Handbooks include tables for the heat gain estimations from the internal sources. However, such tables are incomplete. For example, for equipment not mentioned in the tables, only limited information is indicated about them. Sometimes recommendations are mentioned about using 25% to 50% of the nameplate power consumption, where the final value is left to the interpretation of the designer. In other times it is the accurate predictability of the occurrence is also important, e.g. the frequency of using of equipment is very important to determine the heat gain. This example for internal heat gain shows that, when thinking about accuracy, it is not only the method (simple vs. complex) which is effective, but uncertainties in the input data are also important.

There are high degrees of uncertainty in input data required to determine cooling loads. Much of this is due to the unpredictability of occupancy, human behavior, outdoors weather variations, lack of and variation in heat gain data for modern equipments, and introduction of new building products and HVAC equipments with unknown characteristics. These generate uncertainties that far exceed the errors generated by simple methods compared to more complex methods. Therefore, the added time/effort required for the more complex calculation methods would not be productive in terms of better accuracy of the results if uncertainties in the input data are high. Otherwise, simplified methods would, likely, have a similar level of satisfactory accuracy.

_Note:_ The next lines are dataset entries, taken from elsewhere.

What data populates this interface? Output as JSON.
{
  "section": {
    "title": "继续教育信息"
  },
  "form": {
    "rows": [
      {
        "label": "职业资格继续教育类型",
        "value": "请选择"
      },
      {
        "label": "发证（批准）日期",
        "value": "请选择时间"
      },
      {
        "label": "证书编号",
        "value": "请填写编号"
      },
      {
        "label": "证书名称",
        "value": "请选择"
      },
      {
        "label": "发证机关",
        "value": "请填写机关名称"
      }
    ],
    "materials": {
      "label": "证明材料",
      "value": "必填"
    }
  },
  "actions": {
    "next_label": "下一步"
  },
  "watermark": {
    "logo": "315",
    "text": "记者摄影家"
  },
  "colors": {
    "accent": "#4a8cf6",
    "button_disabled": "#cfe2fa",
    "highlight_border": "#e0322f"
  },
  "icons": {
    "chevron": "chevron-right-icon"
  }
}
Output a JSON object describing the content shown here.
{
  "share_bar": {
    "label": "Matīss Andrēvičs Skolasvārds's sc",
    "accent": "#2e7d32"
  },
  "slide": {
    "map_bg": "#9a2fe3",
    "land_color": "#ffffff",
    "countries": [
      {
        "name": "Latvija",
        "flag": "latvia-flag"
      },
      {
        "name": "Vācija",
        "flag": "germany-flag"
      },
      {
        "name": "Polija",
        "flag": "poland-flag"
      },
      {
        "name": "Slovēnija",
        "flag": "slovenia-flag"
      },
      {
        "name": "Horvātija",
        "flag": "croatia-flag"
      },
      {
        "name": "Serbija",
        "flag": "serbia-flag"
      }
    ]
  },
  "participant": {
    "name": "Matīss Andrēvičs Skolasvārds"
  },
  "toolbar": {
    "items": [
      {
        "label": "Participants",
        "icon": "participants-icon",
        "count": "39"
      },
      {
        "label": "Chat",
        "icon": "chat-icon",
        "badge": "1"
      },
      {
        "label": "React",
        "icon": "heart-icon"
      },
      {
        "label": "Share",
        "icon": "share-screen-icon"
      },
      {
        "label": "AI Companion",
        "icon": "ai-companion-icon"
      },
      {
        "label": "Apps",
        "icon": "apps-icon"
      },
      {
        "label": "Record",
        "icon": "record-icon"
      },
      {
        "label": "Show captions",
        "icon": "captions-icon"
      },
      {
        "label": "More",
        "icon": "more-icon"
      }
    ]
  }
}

For strictly manual cooling load calculation method, the most practical to use is the CLTD/SCL/CLF method as described in the 1997 ASHRAE Fundamentals. This method, although not optimum, will yield the most conservative results based on peak load values to be used in sizing equipment. It should be noted that the results obtained from using the CLTD/CLF method depend largely on the characteristics of the space being considered and how they vary from the model used to generate the CLTD/CLF data shown on the various tables. Engineering judgment is required in the interpretation of the custom tables and applying appropriate correction factors.